» **WHAT IS BEING ASKED**
Please state how many lines of the material contain "JSON", giving nothing but the number.

» **INPUT DATA**
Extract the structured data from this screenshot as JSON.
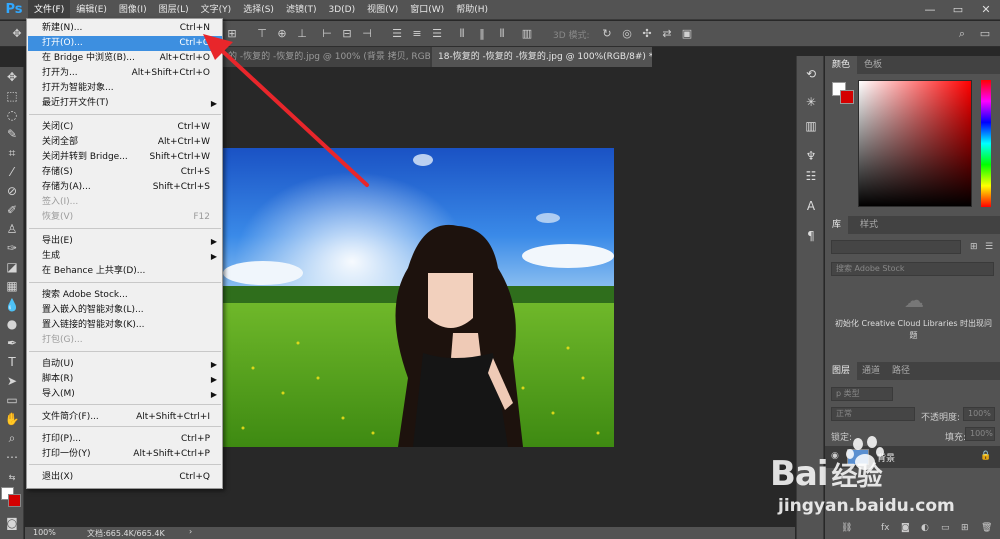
{
  "app": {
    "logo": "Ps"
  },
  "menubar": {
    "items": [
      "文件(F)",
      "编辑(E)",
      "图像(I)",
      "图层(L)",
      "文字(Y)",
      "选择(S)",
      "滤镜(T)",
      "3D(D)",
      "视图(V)",
      "窗口(W)",
      "帮助(H)"
    ],
    "active_index": 0,
    "window_controls": [
      "—",
      "▭",
      "✕"
    ]
  },
  "options": {
    "threed_label": "3D 模式:"
  },
  "tabs": [
    {
      "label": "的 -恢复的 -恢复的.jpg @ 100% (背景 拷贝, RGB/8#) *",
      "close": "×"
    },
    {
      "label": "18-恢复的 -恢复的 -恢复的.jpg @ 100%(RGB/8#) *",
      "close": "×"
    }
  ],
  "file_menu": {
    "items": [
      {
        "label": "新建(N)...",
        "shortcut": "Ctrl+N"
      },
      {
        "label": "打开(O)...",
        "shortcut": "Ctrl+O",
        "highlighted": true
      },
      {
        "label": "在 Bridge 中浏览(B)...",
        "shortcut": "Alt+Ctrl+O"
      },
      {
        "label": "打开为...",
        "shortcut": "Alt+Shift+Ctrl+O"
      },
      {
        "label": "打开为智能对象..."
      },
      {
        "label": "最近打开文件(T)",
        "submenu": true
      },
      {
        "label": "关闭(C)",
        "shortcut": "Ctrl+W"
      },
      {
        "label": "关闭全部",
        "shortcut": "Alt+Ctrl+W"
      },
      {
        "label": "关闭并转到 Bridge...",
        "shortcut": "Shift+Ctrl+W"
      },
      {
        "label": "存储(S)",
        "shortcut": "Ctrl+S"
      },
      {
        "label": "存储为(A)...",
        "shortcut": "Shift+Ctrl+S"
      },
      {
        "label": "签入(I)...",
        "disabled": true
      },
      {
        "label": "恢复(V)",
        "shortcut": "F12",
        "disabled": true
      },
      {
        "label": "导出(E)",
        "submenu": true
      },
      {
        "label": "生成",
        "submenu": true
      },
      {
        "label": "在 Behance 上共享(D)..."
      },
      {
        "label": "搜索 Adobe Stock..."
      },
      {
        "label": "置入嵌入的智能对象(L)..."
      },
      {
        "label": "置入链接的智能对象(K)..."
      },
      {
        "label": "打包(G)...",
        "disabled": true
      },
      {
        "label": "自动(U)",
        "submenu": true
      },
      {
        "label": "脚本(R)",
        "submenu": true
      },
      {
        "label": "导入(M)",
        "submenu": true
      },
      {
        "label": "文件简介(F)...",
        "shortcut": "Alt+Shift+Ctrl+I"
      },
      {
        "label": "打印(P)...",
        "shortcut": "Ctrl+P"
      },
      {
        "label": "打印一份(Y)",
        "shortcut": "Alt+Shift+Ctrl+P"
      },
      {
        "label": "退出(X)",
        "shortcut": "Ctrl+Q"
      }
    ]
  },
  "statusbar": {
    "zoom": "100%",
    "doc": "文档:665.4K/665.4K",
    "arrow": "›"
  },
  "panels": {
    "color_tabs": [
      "颜色",
      "色板"
    ],
    "library_tabs": [
      "库",
      "样式"
    ],
    "library_search": "搜索 Adobe Stock",
    "library_message": "初始化 Creative Cloud Libraries 时出现问题",
    "layers_tabs": [
      "图层",
      "通道",
      "路径"
    ],
    "layer_kind": "p 类型",
    "blend_mode": "正常",
    "opacity_label": "不透明度:",
    "opacity_value": "100%",
    "lock_label": "锁定:",
    "fill_label": "填充:",
    "fill_value": "100%",
    "layer_name": "背景",
    "footer_icons": [
      "链接",
      "fx",
      "蒙版",
      "调整",
      "组",
      "新建",
      "删除"
    ]
  },
  "watermark": {
    "brand": "Bai",
    "brand2": "经验",
    "url": "jingyan.baidu.com"
  },
  "colors": {
    "accent": "#3d8fe0",
    "annotation_arrow": "#e8262b",
    "fg": "#ffffff",
    "bg": "#d40000"
  }
}
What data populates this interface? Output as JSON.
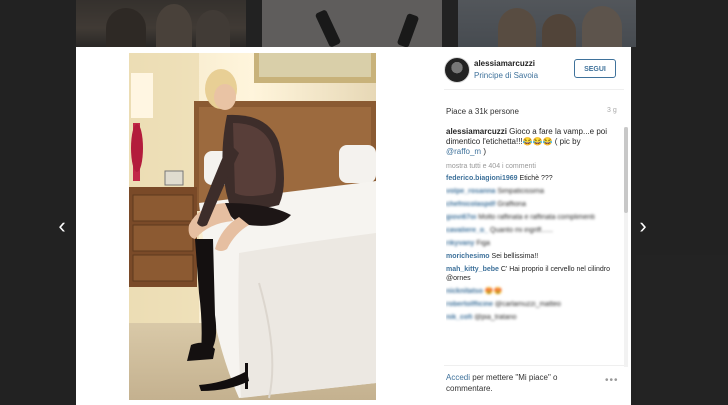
{
  "header": {
    "username": "alessiamarcuzzi",
    "location": "Principe di Savoia",
    "follow_label": "SEGUI"
  },
  "stats": {
    "likes": "Piace a 31k persone",
    "time": "3 g"
  },
  "caption": {
    "username": "alessiamarcuzzi",
    "text": "Gioco a fare la vamp...e poi dimentico l'etichetta!!!😂😂😂 ( pic by ",
    "mention": "@raffo_m",
    "end": " )"
  },
  "view_all": "mostra tutti e 404 i commenti",
  "comments": [
    {
      "user": "federico.biagioni1969",
      "text": "Etichè ???",
      "blur": false
    },
    {
      "user": "volpe_rosanna",
      "text": "Simpaticissima",
      "blur": true
    },
    {
      "user": "chefnicolaspdf",
      "text": "Graffiona",
      "blur": true
    },
    {
      "user": "giovi67oi",
      "text": "Molto raffinata e raffinata complimenti",
      "blur": true
    },
    {
      "user": "cavaliere_o_",
      "text": "Quanto mi ingriff......",
      "blur": true
    },
    {
      "user": "rikyvany",
      "text": "Figa",
      "blur": true
    },
    {
      "user": "morichesimo",
      "text": "Sei bellissima!!",
      "blur": false
    },
    {
      "user": "mah_kitty_bebe",
      "text": "C' Hai proprio il cervello nel cilindro @ornes",
      "blur": false
    },
    {
      "user": "nicknitatso",
      "text": "😍😍",
      "blur": true
    },
    {
      "user": "robertolfficine",
      "text": "@carlamuzzi_matteo",
      "blur": true
    },
    {
      "user": "nik_cofi",
      "text": "@pia_tratano",
      "blur": true
    }
  ],
  "footer": {
    "login_link": "Accedi",
    "login_text": " per mettere \"Mi piace\" o commentare.",
    "more_icon": "ellipsis-icon"
  },
  "navigation": {
    "prev_icon": "chevron-left-icon",
    "next_icon": "chevron-right-icon",
    "prev_glyph": "‹",
    "next_glyph": "›"
  },
  "colors": {
    "accent": "#3f729b",
    "overlay": "#141414"
  }
}
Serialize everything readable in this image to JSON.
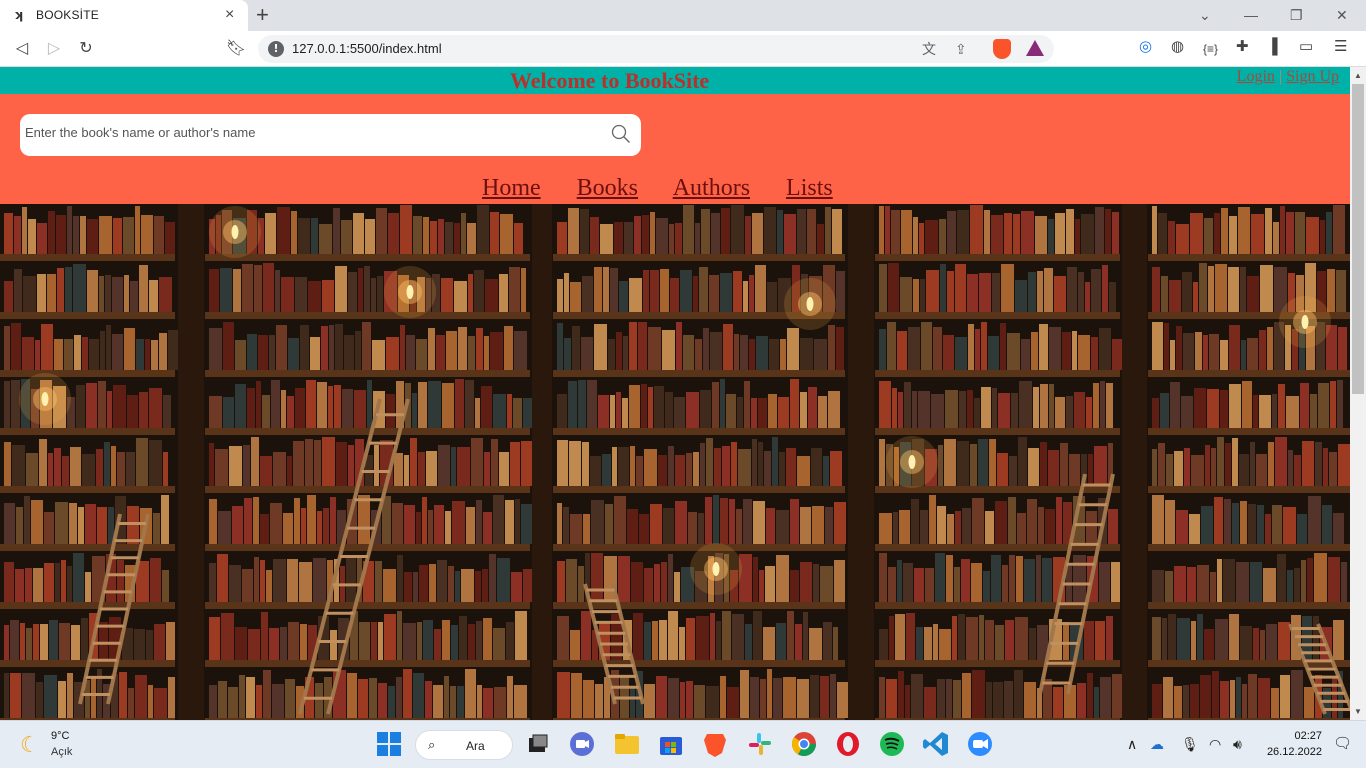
{
  "browser": {
    "tab_title": "BOOKSİTE",
    "tab_close": "×",
    "new_tab": "+",
    "url": "127.0.0.1:5500/index.html"
  },
  "site": {
    "title": "Welcome to BookSite",
    "login": "Login",
    "separator": "|",
    "signup": "Sign Up",
    "search_placeholder": "Enter the book's name or author's name",
    "nav": [
      "Home",
      "Books",
      "Authors",
      "Lists"
    ]
  },
  "taskbar": {
    "weather_temp": "9°C",
    "weather_cond": "Açık",
    "search_label": "Ara",
    "time": "02:27",
    "date": "26.12.2022",
    "apps": [
      "windows-start",
      "file-explorer-dark",
      "zoom-meet",
      "file-explorer",
      "microsoft-store",
      "brave",
      "slack",
      "chrome",
      "opera",
      "spotify",
      "vscode",
      "zoom"
    ]
  },
  "colors": {
    "topstrip": "#00b1a8",
    "header": "#ff6347",
    "title_red": "#b8322b",
    "nav_link": "#6b1010"
  }
}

» **SOLUTION FOR THIS EXERCISE**
3